Review: The Startup of You

Posted in Reading, Work

The Startup of You is all about mapping the strategies and tactics that make startups – in theory – successful, and apply them to careers. The central tenets revolve around taking moderate amounts of risk, having backup plans, and not being afraid of hard work. Put together, they combine to form a playbook that aspires to some form of universal success as defined by silicon valley.

For the uninitiated, this book contains informative and inspirational advice for folks early in their careers. Its author, Reid Hoffman, is a former CEO of a successful startup (now public company) and current venture capitalist with a long story in the valley. He is understandably bullish on the idea of leveraging principles of entrepreneurship in many areas of life, and he draws his examples from a rich well of famous tech luminaries. The stories are common lore for those who work or follow technology, but serve as a nice refresher.

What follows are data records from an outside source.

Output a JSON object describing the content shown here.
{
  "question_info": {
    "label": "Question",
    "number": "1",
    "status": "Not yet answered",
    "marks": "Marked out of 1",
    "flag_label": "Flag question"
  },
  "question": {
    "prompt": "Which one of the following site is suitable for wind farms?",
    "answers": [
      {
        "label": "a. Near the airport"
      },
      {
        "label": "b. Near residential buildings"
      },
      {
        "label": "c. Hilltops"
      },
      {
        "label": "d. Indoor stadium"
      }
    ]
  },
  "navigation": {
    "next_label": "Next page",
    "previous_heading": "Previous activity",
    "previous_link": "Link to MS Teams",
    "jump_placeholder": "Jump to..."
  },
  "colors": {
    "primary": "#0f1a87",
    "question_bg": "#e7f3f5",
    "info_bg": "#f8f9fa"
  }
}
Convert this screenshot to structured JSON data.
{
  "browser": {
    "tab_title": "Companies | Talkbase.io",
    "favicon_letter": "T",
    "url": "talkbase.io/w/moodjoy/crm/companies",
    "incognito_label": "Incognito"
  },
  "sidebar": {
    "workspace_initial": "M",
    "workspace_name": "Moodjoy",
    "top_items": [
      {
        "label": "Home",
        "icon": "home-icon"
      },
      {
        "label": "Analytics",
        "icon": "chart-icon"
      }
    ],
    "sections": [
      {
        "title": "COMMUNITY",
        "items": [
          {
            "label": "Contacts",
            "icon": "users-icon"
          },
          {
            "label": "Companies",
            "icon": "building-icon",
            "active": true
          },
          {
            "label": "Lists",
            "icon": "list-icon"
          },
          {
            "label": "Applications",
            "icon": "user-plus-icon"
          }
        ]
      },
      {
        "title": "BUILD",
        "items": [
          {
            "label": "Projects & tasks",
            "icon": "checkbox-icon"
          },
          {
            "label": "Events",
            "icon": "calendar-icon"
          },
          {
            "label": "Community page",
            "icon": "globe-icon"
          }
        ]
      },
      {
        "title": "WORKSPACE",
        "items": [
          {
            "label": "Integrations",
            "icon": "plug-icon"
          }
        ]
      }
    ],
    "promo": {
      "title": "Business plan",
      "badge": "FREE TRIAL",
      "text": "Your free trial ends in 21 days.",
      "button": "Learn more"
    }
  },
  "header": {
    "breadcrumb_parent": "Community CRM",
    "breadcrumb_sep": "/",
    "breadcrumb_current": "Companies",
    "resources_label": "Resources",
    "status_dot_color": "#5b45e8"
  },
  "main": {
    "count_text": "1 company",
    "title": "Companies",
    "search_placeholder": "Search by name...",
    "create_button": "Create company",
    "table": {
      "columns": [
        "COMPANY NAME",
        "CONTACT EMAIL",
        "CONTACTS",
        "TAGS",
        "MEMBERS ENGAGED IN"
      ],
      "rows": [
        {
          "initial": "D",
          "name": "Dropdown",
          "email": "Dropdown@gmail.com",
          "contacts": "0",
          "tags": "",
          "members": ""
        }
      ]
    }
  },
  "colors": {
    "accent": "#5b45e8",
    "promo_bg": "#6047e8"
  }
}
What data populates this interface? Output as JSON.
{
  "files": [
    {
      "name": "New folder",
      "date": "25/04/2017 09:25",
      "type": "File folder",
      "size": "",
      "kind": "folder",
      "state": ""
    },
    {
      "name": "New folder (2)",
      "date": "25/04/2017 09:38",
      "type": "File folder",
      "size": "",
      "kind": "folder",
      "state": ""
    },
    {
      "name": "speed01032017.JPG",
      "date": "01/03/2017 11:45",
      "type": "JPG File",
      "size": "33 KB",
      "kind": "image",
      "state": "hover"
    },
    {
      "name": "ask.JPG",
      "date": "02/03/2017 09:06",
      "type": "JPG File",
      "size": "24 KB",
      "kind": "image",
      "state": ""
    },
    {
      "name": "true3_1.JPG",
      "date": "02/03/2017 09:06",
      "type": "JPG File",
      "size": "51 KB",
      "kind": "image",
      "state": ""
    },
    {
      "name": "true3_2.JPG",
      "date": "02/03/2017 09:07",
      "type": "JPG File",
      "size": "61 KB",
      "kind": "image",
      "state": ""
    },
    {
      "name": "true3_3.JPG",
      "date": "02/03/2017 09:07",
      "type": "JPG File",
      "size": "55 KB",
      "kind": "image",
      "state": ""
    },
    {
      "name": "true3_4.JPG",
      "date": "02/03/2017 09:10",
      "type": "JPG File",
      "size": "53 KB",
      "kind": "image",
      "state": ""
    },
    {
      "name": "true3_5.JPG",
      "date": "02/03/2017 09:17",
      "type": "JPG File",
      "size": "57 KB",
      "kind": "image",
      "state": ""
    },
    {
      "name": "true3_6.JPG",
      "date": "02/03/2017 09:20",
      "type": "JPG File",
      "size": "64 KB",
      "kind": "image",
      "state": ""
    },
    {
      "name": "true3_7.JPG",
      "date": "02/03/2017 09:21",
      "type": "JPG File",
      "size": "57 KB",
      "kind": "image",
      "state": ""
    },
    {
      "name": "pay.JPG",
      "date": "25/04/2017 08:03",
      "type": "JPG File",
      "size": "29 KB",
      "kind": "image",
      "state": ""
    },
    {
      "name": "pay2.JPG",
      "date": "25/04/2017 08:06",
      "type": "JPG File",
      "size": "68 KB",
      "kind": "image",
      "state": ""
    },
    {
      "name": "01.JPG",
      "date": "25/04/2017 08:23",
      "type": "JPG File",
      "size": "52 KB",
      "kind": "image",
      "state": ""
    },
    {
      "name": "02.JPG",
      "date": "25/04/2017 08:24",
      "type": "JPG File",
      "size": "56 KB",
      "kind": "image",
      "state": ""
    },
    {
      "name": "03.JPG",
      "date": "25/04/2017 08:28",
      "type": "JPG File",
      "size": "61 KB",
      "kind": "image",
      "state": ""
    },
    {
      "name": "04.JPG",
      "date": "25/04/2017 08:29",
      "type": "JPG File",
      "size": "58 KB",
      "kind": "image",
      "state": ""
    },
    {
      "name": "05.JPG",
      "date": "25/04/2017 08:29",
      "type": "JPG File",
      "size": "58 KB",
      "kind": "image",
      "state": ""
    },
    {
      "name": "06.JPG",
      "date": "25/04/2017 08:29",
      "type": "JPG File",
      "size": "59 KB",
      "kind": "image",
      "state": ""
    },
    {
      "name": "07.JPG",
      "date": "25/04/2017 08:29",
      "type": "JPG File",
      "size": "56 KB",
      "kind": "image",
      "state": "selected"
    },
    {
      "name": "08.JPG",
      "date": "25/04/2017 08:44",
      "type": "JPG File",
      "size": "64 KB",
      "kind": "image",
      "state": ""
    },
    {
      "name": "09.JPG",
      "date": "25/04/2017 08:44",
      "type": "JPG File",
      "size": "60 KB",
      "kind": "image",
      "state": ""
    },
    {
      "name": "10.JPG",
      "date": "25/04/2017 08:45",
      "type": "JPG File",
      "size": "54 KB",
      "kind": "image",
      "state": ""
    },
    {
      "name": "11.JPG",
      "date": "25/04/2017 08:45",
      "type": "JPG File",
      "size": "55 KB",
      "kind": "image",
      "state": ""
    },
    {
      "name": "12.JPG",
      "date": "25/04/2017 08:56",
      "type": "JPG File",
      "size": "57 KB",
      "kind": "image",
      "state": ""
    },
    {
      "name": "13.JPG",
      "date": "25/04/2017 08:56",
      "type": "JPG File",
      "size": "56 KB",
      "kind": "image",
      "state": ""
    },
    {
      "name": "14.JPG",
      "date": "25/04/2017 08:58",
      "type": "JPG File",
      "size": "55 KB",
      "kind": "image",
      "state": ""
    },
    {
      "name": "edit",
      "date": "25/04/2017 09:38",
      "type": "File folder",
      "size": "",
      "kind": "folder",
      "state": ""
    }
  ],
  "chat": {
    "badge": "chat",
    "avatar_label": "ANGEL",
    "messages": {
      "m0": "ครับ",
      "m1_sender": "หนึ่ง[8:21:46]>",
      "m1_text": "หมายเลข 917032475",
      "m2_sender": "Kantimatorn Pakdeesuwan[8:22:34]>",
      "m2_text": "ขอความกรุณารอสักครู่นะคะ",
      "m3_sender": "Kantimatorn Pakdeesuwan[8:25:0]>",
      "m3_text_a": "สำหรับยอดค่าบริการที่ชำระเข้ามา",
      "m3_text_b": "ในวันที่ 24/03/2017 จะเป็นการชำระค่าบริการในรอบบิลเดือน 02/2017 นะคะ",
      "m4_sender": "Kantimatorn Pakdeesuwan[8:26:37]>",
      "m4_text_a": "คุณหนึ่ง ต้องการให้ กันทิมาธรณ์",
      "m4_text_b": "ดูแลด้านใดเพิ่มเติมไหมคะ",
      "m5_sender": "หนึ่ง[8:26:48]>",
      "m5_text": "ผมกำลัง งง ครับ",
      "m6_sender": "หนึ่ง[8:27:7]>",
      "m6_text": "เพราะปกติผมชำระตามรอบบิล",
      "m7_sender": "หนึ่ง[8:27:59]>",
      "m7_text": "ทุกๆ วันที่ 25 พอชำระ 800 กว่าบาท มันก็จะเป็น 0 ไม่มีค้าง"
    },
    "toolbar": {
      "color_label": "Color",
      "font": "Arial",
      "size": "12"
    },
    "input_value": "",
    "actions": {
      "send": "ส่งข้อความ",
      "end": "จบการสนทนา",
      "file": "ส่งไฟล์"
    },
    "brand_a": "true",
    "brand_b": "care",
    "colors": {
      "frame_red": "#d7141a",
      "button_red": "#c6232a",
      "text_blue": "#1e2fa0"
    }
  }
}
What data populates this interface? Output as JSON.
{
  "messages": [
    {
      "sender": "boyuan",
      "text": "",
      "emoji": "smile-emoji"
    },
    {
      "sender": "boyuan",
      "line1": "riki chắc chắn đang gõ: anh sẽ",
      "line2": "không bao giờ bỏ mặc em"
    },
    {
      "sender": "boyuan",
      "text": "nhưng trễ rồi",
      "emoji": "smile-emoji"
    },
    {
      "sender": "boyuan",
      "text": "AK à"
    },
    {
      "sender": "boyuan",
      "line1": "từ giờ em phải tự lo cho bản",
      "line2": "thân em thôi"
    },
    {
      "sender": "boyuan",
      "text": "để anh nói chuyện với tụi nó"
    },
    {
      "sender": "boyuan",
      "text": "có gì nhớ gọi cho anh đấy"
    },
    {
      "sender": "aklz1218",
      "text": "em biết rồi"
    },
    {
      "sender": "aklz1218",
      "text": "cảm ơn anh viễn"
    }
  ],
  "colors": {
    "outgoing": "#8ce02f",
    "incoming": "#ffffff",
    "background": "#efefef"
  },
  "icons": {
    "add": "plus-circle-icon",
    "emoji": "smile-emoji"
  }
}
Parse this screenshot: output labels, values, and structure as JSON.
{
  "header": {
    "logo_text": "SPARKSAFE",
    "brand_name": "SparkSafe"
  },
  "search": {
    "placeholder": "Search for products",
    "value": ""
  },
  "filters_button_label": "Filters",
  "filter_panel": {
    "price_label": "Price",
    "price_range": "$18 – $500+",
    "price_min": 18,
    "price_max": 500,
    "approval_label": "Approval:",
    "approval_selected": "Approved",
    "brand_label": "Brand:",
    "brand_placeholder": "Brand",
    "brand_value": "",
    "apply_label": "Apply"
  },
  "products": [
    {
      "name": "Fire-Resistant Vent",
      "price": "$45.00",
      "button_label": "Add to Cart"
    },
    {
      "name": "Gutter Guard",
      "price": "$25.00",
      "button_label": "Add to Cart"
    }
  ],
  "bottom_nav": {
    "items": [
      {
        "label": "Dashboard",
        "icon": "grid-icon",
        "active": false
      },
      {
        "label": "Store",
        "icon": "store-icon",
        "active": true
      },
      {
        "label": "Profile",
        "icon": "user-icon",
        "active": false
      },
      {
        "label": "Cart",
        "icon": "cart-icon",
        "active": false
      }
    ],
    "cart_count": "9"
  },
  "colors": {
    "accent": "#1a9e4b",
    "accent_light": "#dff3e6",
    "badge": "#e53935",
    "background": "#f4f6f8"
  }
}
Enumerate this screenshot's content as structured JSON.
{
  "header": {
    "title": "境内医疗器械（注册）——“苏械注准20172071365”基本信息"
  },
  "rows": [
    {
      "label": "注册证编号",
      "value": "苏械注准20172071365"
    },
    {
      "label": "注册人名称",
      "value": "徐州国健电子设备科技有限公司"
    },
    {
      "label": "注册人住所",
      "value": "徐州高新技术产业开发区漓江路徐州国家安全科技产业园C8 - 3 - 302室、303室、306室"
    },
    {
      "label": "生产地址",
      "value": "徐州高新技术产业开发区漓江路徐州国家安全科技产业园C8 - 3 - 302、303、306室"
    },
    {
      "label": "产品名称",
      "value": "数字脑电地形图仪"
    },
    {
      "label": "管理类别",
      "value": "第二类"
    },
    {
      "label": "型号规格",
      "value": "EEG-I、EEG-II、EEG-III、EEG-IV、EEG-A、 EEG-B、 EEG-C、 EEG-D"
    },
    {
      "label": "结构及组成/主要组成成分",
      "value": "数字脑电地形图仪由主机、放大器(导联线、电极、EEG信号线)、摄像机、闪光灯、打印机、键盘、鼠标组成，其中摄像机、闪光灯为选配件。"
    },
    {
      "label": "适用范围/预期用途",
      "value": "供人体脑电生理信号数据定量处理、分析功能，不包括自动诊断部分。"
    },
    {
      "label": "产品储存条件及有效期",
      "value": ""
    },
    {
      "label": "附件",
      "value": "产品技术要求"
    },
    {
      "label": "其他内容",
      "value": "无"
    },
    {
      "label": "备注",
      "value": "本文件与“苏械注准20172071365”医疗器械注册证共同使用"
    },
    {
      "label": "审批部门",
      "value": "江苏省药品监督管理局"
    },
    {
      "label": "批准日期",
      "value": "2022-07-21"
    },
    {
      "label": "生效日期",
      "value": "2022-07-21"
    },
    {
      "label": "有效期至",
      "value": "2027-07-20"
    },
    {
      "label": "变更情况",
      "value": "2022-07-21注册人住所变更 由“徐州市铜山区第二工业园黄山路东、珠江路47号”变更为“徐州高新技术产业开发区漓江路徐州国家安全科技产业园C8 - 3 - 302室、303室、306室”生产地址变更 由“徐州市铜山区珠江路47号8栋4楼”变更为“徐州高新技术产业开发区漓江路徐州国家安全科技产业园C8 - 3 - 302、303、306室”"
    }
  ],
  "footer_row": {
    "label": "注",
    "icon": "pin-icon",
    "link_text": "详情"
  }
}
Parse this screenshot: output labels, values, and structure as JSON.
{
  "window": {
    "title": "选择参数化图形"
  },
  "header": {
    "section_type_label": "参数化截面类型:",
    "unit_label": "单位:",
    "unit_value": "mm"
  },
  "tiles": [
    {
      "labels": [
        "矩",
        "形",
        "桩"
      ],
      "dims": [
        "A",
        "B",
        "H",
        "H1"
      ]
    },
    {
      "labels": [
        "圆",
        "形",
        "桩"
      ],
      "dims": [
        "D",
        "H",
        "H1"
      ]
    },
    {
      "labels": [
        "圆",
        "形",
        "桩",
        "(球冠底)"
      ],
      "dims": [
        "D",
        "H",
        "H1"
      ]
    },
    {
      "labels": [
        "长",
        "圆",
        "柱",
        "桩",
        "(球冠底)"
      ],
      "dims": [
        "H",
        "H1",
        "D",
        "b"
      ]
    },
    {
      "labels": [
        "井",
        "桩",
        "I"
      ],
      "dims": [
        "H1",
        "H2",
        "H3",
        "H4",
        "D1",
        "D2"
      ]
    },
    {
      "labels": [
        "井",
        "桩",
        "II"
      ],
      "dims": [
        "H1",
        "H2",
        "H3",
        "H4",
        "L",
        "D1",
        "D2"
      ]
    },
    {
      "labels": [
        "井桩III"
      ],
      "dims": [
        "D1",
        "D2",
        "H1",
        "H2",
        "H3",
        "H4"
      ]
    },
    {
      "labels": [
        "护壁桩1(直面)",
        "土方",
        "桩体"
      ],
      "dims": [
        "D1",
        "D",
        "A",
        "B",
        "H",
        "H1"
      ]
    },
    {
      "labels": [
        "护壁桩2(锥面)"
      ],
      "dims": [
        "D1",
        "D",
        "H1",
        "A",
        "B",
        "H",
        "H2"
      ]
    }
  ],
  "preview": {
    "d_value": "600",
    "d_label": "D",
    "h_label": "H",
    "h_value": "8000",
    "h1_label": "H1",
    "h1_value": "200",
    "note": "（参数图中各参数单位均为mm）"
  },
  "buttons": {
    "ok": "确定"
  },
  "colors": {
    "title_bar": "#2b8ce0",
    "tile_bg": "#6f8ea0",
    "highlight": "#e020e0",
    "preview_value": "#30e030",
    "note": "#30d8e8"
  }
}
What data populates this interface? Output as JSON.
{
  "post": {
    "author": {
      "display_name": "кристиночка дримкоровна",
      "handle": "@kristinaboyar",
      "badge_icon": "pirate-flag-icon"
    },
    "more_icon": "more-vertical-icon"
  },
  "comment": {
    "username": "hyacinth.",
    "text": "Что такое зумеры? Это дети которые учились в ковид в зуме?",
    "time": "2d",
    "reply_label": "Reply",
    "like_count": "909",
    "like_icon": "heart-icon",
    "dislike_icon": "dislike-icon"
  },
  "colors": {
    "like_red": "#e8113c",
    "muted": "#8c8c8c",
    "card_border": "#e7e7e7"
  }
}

Applying the supposed tenets of entrepreneurship as career advice is at best tenuous. At times, the points Hoffman make start sounding more like a handful of risky tactics that happened to work for a few startups, forcefully applied as strategies to careers in technology. That’s not to say that the advice is bad, but just a bit shallow for my taste and overly generic.

One aspect that annoyed me going through this book was Hoffman’s tendencies to plug his company. LinkedIn is a social network for professionals and so there is some overlap, but calling out specific features – some of which are, conveniently, only available to paid subscribers of the site – feels tacky. If nothing else, it cheapens the tone of the book.

The Startup of You doesn’t do a bad job of guiding one’s career; it covers many of the philosophies and tactics that reflect the realities of today’s job market, from the frequency of switching jobs to the importance of professional networking and connections across industries and locales. It ties into Silicon Valley where it makes sense, and while the connections feel contrived at times, the book does a decent job of picking out inspiring stories and presenting next steps to the reader.